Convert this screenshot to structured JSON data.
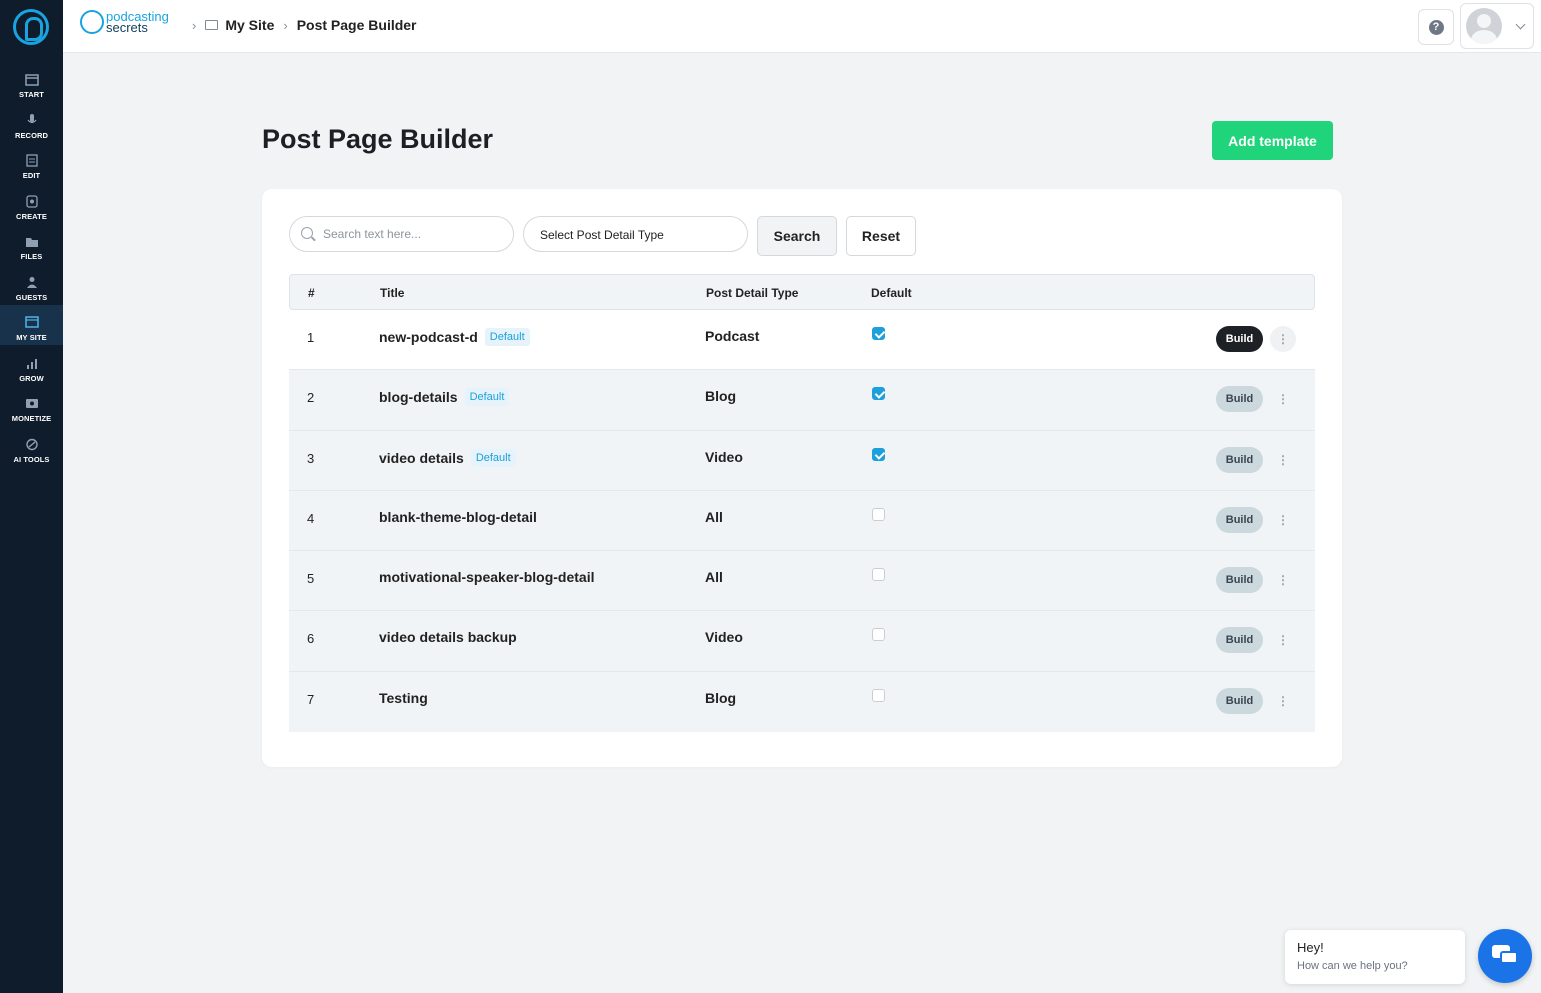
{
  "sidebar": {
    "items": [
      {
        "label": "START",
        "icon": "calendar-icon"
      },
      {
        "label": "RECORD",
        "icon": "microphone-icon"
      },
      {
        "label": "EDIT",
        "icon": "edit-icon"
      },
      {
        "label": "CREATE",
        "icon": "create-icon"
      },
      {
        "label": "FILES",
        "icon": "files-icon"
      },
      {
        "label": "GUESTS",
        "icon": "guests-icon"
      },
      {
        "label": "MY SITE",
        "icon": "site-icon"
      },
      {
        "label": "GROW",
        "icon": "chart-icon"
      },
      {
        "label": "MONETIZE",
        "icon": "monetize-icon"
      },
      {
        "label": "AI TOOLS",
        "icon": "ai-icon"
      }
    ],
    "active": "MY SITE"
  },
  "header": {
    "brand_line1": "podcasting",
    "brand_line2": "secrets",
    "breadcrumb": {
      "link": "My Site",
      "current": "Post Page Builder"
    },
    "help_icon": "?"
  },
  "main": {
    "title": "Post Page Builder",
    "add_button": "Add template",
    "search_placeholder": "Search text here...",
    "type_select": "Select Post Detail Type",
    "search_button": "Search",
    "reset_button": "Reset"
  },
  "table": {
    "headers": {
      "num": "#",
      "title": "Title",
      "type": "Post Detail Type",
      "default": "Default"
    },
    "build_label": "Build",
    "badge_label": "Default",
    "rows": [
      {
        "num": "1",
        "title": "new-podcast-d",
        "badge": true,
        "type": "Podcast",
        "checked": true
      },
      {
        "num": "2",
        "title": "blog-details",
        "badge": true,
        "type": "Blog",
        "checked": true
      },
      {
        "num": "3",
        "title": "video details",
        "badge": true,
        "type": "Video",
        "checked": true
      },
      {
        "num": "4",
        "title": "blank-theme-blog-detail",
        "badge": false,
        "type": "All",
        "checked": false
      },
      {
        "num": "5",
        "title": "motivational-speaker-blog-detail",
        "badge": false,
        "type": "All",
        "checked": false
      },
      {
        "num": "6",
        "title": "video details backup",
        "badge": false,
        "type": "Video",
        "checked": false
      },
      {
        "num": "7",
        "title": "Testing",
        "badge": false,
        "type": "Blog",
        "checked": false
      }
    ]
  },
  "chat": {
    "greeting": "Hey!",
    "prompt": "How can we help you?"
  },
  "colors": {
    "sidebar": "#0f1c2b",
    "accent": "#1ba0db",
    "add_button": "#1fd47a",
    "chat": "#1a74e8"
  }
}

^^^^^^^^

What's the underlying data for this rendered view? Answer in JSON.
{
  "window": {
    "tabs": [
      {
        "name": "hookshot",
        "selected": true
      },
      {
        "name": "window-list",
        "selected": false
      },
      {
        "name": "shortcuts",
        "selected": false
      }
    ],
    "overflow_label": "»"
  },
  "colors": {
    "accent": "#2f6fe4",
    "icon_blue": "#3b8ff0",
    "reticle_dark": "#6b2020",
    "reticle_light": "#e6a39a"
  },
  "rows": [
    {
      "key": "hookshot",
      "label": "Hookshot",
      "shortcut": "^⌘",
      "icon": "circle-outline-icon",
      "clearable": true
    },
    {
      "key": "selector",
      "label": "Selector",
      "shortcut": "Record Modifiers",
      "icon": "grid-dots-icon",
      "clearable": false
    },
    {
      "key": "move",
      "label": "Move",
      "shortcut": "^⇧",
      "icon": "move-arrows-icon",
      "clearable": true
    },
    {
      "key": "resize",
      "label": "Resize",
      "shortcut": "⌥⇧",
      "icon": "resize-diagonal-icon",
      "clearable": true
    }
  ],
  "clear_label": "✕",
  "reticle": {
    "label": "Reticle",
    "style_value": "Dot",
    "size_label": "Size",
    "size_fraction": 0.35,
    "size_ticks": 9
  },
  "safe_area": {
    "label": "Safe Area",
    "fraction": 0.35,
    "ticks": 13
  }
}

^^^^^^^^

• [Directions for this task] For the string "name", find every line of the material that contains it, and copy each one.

• [Answer space]
        "name": "hookshot",
        "name": "window-list",
        "name": "shortcuts",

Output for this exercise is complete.